Instructions to follow:
Among the lines below, which ones contain the word "Carousels"? Copy every such line.

Data shown:
>>>>

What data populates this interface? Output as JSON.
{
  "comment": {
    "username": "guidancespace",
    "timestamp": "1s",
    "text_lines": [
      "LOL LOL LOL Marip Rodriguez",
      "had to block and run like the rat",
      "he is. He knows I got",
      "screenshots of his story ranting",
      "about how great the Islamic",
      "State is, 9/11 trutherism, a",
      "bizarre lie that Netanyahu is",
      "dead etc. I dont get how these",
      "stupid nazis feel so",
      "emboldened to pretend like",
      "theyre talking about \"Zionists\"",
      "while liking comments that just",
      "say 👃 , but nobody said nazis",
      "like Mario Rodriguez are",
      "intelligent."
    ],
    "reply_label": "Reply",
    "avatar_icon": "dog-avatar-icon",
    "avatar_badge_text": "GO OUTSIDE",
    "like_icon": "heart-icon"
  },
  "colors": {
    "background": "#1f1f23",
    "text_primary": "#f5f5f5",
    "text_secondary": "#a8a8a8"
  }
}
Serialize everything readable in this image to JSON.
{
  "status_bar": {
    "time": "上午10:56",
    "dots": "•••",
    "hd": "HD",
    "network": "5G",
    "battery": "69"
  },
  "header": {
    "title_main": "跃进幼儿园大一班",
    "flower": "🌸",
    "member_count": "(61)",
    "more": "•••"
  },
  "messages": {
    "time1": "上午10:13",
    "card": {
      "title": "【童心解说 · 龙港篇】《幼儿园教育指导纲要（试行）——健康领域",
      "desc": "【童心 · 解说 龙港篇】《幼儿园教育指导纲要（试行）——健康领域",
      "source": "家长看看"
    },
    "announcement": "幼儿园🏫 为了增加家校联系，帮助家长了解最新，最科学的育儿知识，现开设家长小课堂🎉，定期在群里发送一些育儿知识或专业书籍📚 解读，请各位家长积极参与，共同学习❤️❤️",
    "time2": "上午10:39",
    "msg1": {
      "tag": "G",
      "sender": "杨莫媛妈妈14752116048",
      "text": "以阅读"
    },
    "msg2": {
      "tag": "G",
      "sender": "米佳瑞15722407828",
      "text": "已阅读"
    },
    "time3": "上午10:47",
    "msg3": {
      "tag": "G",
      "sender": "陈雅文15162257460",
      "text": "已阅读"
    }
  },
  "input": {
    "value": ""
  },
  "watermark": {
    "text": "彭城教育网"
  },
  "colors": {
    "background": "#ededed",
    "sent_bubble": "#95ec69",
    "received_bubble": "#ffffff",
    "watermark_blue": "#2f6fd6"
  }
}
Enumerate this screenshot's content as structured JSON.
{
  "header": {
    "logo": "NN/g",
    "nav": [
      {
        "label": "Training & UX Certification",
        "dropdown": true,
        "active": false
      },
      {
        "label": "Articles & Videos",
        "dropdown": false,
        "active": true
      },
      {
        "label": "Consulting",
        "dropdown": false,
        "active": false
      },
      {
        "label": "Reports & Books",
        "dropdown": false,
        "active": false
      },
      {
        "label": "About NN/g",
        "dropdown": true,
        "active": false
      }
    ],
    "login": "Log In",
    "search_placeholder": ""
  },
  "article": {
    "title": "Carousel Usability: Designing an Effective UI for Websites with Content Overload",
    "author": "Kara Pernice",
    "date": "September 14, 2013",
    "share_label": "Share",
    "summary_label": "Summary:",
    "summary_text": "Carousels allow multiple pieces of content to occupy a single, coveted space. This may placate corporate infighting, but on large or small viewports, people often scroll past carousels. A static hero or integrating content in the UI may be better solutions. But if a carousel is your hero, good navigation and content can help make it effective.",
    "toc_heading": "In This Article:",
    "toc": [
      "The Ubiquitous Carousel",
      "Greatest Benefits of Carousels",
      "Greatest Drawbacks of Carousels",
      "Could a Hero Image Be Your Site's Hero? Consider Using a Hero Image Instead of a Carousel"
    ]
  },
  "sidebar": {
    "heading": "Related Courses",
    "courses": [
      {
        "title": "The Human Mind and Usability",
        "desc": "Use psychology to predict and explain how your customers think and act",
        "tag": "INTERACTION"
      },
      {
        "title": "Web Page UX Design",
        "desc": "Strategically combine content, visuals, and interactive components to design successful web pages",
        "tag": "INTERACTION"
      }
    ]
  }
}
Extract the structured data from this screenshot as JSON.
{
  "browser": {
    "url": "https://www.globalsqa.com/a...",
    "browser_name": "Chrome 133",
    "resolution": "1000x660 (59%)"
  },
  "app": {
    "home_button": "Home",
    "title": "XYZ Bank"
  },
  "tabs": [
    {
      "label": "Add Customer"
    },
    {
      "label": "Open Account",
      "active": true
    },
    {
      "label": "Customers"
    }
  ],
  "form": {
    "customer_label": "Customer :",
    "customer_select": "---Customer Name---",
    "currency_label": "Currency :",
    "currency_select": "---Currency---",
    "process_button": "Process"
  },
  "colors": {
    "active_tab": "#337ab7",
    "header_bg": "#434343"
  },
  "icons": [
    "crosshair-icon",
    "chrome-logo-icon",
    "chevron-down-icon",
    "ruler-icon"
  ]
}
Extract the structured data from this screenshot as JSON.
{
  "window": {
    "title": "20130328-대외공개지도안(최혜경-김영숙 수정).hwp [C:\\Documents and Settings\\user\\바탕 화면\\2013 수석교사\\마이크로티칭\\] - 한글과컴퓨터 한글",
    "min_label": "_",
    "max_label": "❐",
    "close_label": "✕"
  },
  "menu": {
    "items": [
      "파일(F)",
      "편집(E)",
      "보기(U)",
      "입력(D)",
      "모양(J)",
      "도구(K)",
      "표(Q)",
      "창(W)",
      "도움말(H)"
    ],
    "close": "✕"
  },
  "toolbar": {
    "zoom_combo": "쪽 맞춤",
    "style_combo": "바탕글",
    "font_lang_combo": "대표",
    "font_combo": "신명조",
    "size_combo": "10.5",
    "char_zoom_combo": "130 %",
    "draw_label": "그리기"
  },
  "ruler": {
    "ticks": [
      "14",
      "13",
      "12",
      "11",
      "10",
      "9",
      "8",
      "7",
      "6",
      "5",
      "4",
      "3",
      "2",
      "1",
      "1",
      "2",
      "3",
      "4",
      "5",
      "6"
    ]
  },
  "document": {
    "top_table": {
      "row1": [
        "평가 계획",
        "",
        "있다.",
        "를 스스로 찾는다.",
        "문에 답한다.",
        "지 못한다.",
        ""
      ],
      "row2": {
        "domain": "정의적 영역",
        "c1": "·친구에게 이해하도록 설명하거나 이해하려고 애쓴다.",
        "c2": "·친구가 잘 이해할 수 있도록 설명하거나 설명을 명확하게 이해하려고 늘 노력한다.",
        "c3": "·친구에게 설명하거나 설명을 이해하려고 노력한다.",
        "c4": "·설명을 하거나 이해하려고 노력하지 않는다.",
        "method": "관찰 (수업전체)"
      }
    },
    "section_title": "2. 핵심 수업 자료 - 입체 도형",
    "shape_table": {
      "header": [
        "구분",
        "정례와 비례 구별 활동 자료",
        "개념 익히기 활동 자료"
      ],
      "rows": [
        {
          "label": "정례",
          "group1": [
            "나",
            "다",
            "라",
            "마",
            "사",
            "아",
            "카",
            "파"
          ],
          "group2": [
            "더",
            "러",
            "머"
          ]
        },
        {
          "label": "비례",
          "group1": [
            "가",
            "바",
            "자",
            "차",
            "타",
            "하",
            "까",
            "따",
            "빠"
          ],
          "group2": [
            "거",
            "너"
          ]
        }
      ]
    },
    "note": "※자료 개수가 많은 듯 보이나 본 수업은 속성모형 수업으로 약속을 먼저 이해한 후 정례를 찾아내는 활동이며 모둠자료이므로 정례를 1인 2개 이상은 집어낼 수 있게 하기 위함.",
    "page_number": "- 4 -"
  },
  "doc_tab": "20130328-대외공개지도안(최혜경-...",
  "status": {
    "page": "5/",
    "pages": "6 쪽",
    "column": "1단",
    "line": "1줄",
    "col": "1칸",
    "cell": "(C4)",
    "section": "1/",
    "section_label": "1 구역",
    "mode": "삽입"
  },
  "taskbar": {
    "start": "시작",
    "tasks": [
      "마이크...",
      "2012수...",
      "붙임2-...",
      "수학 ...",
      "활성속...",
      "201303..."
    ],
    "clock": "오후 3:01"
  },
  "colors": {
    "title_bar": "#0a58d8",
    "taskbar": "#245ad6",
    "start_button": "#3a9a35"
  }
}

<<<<

Written solution:
    "summary_text": "Carousels allow multiple pieces of content to occupy a single, coveted space. This may placate corporate infighting, but on large or small viewports, people often scroll past carousels. A static hero or integrating content in the UI may be better solutions. But if a carousel is your hero, good navigation and content can help make it effective.",
      "Greatest Benefits of Carousels",
      "Greatest Drawbacks of Carousels",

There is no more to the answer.